Adam Chang: thank you so much john. I want to pose one final question and panelists please use this is your opportunity to close out with the audience. Audience members who have been so fantastic. Obviously this is not, the conversation did not start here. We are literally just this little peg along the trail. But that what we are seeing on social media today with all of your interaction that you will continue to hold these conversations within your own spaces, with your own networks, within your own following. So please continue to do that we are going to be rooting for you along the way and checking in as well. So final final thought. Again piggybacking off of the antiracist philosophy, given what we have discussed today, n something that is opposite to privilege. What would that even be. What is opposite to privilege? this is an audience question or otherwise in your own words your final thoughts and closing out with the panel today I will open it up to Margalynne and Stephanie. john, I want you to go last.

Prof. Armstrong: I think the opposite of privilege is something along the lines of equal access. So when we look at people who have education we don't want people not to be educated. We just want education to be an option for whoever wants to pursue education. And being privileged in terms of certain identity issues it would be good if identity issues were not necessarily privileged and that you were respected no matter what your sexuality or gender identity is. And so the opposite of privilege is simply not excluding people because of their not being born with access. And so the opposite of privilege is simply not excluding people because of their not being born with access.

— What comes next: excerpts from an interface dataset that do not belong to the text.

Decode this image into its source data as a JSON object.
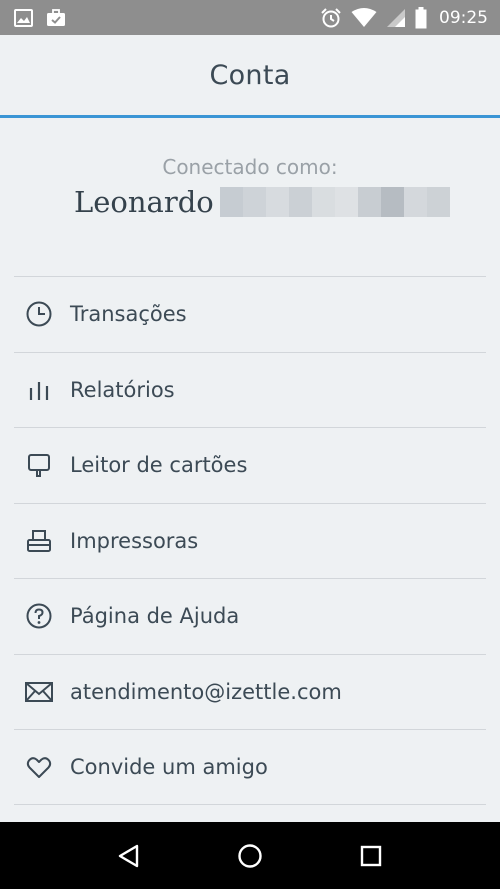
{
  "status_bar": {
    "time": "09:25",
    "left_icons": [
      "image-icon",
      "briefcase-icon"
    ],
    "right_icons": [
      "alarm-icon",
      "wifi-icon",
      "signal-icon",
      "battery-icon"
    ]
  },
  "header": {
    "title": "Conta"
  },
  "account": {
    "connected_label": "Conectado como:",
    "user_name": "Leonardo"
  },
  "menu": {
    "items": [
      {
        "label": "Transações",
        "icon": "clock-icon"
      },
      {
        "label": "Relatórios",
        "icon": "bars-icon"
      },
      {
        "label": "Leitor de cartões",
        "icon": "card-reader-icon"
      },
      {
        "label": "Impressoras",
        "icon": "printer-icon"
      },
      {
        "label": "Página de Ajuda",
        "icon": "help-icon"
      },
      {
        "label": "atendimento@izettle.com",
        "icon": "mail-icon"
      },
      {
        "label": "Convide um amigo",
        "icon": "heart-icon"
      }
    ]
  },
  "nav": {
    "buttons": [
      "back-icon",
      "home-icon",
      "recents-icon"
    ]
  },
  "colors": {
    "accent": "#3a95d5",
    "text": "#3c4a55",
    "muted": "#9aa1a7",
    "background": "#eef1f3"
  }
}
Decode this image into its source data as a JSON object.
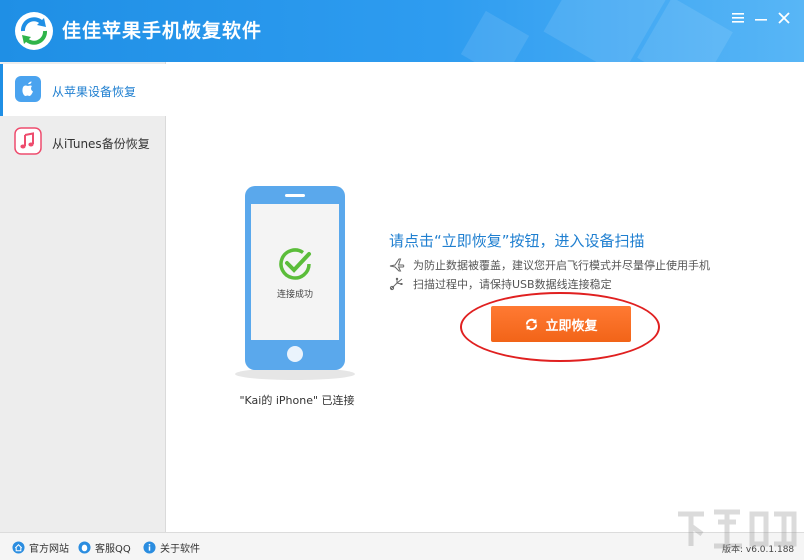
{
  "window": {
    "title": "佳佳苹果手机恢复软件"
  },
  "sidebar": {
    "items": [
      {
        "label": "从苹果设备恢复",
        "icon": "apple-icon",
        "active": true
      },
      {
        "label": "从iTunes备份恢复",
        "icon": "music-note-icon",
        "active": false
      }
    ]
  },
  "main": {
    "phone_status": "连接成功",
    "device_caption": "\"Kai的 iPhone\" 已连接",
    "instruction_title": "请点击“立即恢复”按钮，进入设备扫描",
    "tips": [
      {
        "icon": "airplane-icon",
        "text": "为防止数据被覆盖，建议您开启飞行模式并尽量停止使用手机"
      },
      {
        "icon": "usb-icon",
        "text": "扫描过程中，请保持USB数据线连接稳定"
      }
    ],
    "recover_button": "立即恢复"
  },
  "statusbar": {
    "links": [
      {
        "label": "官方网站",
        "icon": "home-icon"
      },
      {
        "label": "客服QQ",
        "icon": "qq-icon"
      },
      {
        "label": "关于软件",
        "icon": "info-icon"
      }
    ],
    "version": "版本: v6.0.1.188"
  },
  "colors": {
    "titlebar": "#1f8fe5",
    "accent_text": "#1f7fd0",
    "button": "#f26418",
    "highlight_ring": "#e02020",
    "phone_body": "#5aa8ec"
  }
}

john powell: I know we are just out of time. If you excuse that there is a Greek myth called the Golden Ball and the gist of it is that the gods, the king and queen they give them a golden ball to produce all these wonderful bounties for the whole community. They are trustees for the ball. And as trustees they get something extra. But it is not theirs. It belongs to the people. They are just administering it to the people and the myth goes that at some point they decided is for them. It's not for the people. It is for them. then it becomes a plague. If you have something that you think it is only about you there is a saying my father is a Christian minister who used to say gifts in life are God-given. What your gifts are are God's gifts to you. What you do with your gifts is your gift to God. And I think sometimes we hold onto them. I am smart. I am rich. I am this. And so it all is personal and it all belongs to me. There's not always an opposite word. So think about it and that speaks to the asymmetric nature of power. SO the N word. What is the opposite of the N word? there is not one.

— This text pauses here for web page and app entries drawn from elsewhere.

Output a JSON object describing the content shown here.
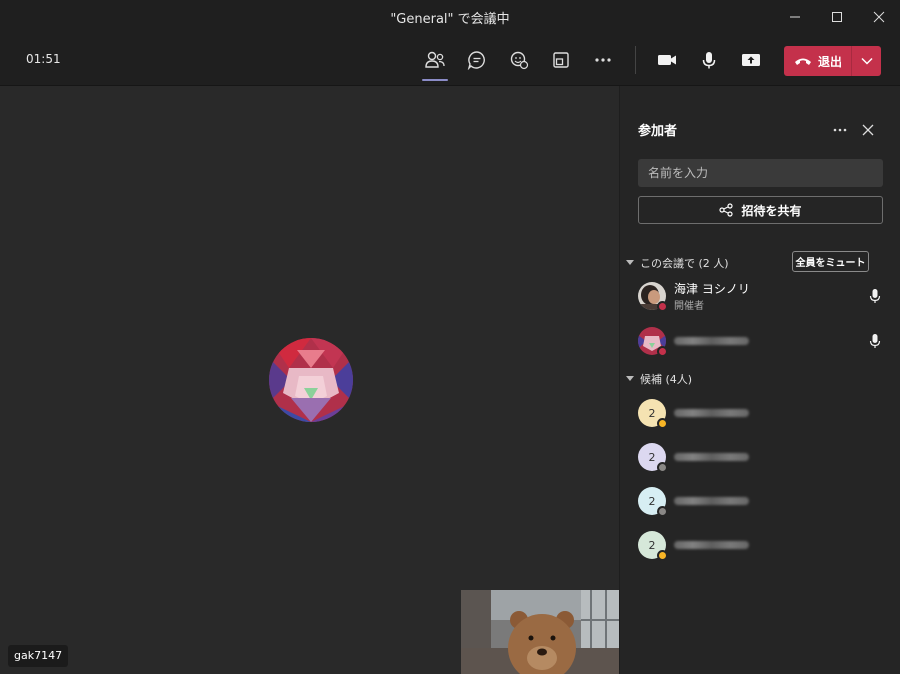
{
  "window": {
    "title": "\"General\" で会議中"
  },
  "toolbar": {
    "timer": "01:51",
    "leave_label": "退出",
    "icons": [
      "participants-icon",
      "chat-icon",
      "reactions-icon",
      "rooms-icon",
      "more-icon",
      "camera-icon",
      "mic-icon",
      "share-screen-icon"
    ]
  },
  "stage": {
    "name_tag": "gak7147"
  },
  "panel": {
    "title": "参加者",
    "search_placeholder": "名前を入力",
    "share_label": "招待を共有",
    "in_meeting": {
      "heading": "この会議で (2 人)",
      "mute_all_label": "全員をミュート",
      "people": [
        {
          "name": "海津 ヨシノリ",
          "role": "開催者"
        }
      ]
    },
    "suggested": {
      "heading": "候補 (4人)",
      "people": [
        {
          "initial": "2",
          "color": "#f5e3b2",
          "presence": "#f8b526"
        },
        {
          "initial": "2",
          "color": "#dcd8f0",
          "presence": "#8a8886"
        },
        {
          "initial": "2",
          "color": "#d7eef3",
          "presence": "#8a8886"
        },
        {
          "initial": "2",
          "color": "#d6e8d9",
          "presence": "#f8b526"
        }
      ]
    }
  },
  "colors": {
    "leave": "#c4314b",
    "accent": "#8b8cc7",
    "busy": "#c4314b"
  }
}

john powell: So I think to some extent privilege is one of those words where we can talk about... Non-privilege but it's not quite right. The last thing I will say is that it's not enough to stop discriminating. We create structures and systems to do something. So we want a society that is fair and inclusive and that is belonging, that is loving. We need to affirmatively design systems and structures to do that not simply to say let's stop discriminating. But let's design the structures to do what we want them to do for all of us.

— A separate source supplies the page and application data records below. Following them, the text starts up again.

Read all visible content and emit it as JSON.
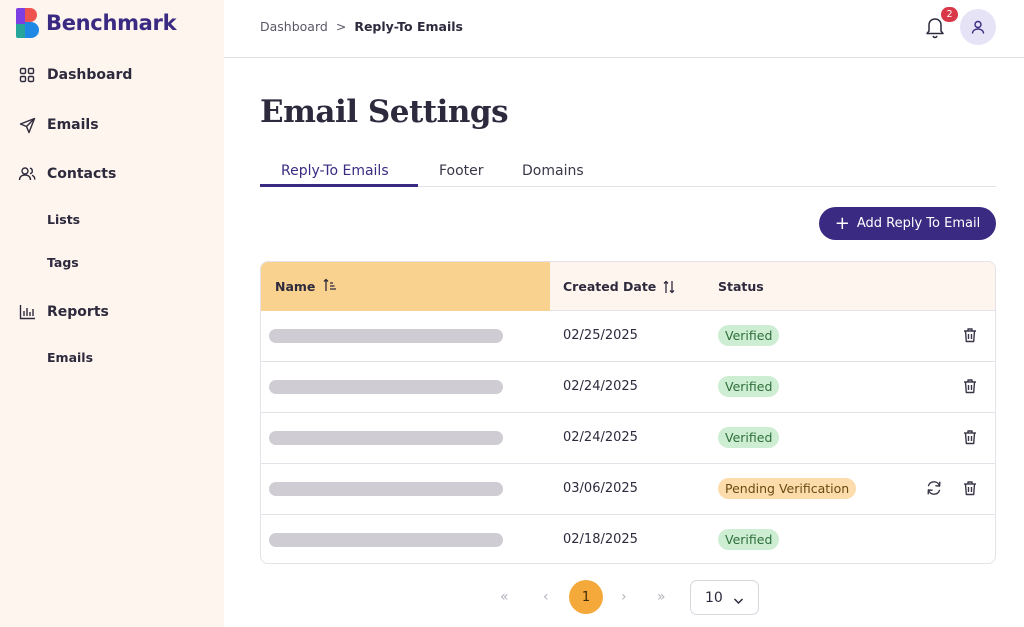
{
  "brand": {
    "name": "Benchmark"
  },
  "sidebar": {
    "items": [
      {
        "label": "Dashboard",
        "icon": "grid-icon"
      },
      {
        "label": "Emails",
        "icon": "send-icon"
      },
      {
        "label": "Contacts",
        "icon": "users-icon"
      },
      {
        "label": "Reports",
        "icon": "bar-chart-icon"
      }
    ],
    "contacts_sub": [
      "Lists",
      "Tags"
    ],
    "reports_sub": [
      "Emails"
    ]
  },
  "header": {
    "breadcrumb": [
      "Dashboard",
      "Reply-To Emails"
    ],
    "breadcrumb_sep": ">",
    "notification_count": "2"
  },
  "main": {
    "title": "Email Settings",
    "tabs": [
      {
        "label": "Reply-To Emails",
        "active": true
      },
      {
        "label": "Footer",
        "active": false
      },
      {
        "label": "Domains",
        "active": false
      }
    ],
    "add_button_label": "Add Reply To Email"
  },
  "table": {
    "columns": [
      "Name",
      "Created Date",
      "Status"
    ],
    "rows": [
      {
        "created": "02/25/2025",
        "status": "Verified",
        "actions": [
          "delete"
        ]
      },
      {
        "created": "02/24/2025",
        "status": "Verified",
        "actions": [
          "delete"
        ]
      },
      {
        "created": "02/24/2025",
        "status": "Verified",
        "actions": [
          "delete"
        ]
      },
      {
        "created": "03/06/2025",
        "status": "Pending Verification",
        "actions": [
          "refresh",
          "delete"
        ]
      },
      {
        "created": "02/18/2025",
        "status": "Verified",
        "actions": []
      }
    ]
  },
  "pagination": {
    "first": "«",
    "prev": "‹",
    "current_page": "1",
    "next": "›",
    "last": "»",
    "page_size": "10"
  },
  "colors": {
    "brand": "#3b2a82",
    "sidebar_bg": "#fdf5ee",
    "active_sort_header": "#f9d28f",
    "verified_bg": "#cdeed3",
    "pending_bg": "#fbdcaa",
    "current_page": "#f6a93b",
    "notification_badge": "#d93848"
  }
}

Adam Chang: thank you so much, john. Thank you to you and OBI for having us, on behalf of the entire panel, Stephanie Margalynne, john, thank you to the audience for tuning in and sharing with us in our of your afternoon and that is a wrap. This was amazing for the audience felt like this was just the tip. This was not enough. We need to have more and we will. Thank you all. It's an honor to know all of you. And we will see everyone again.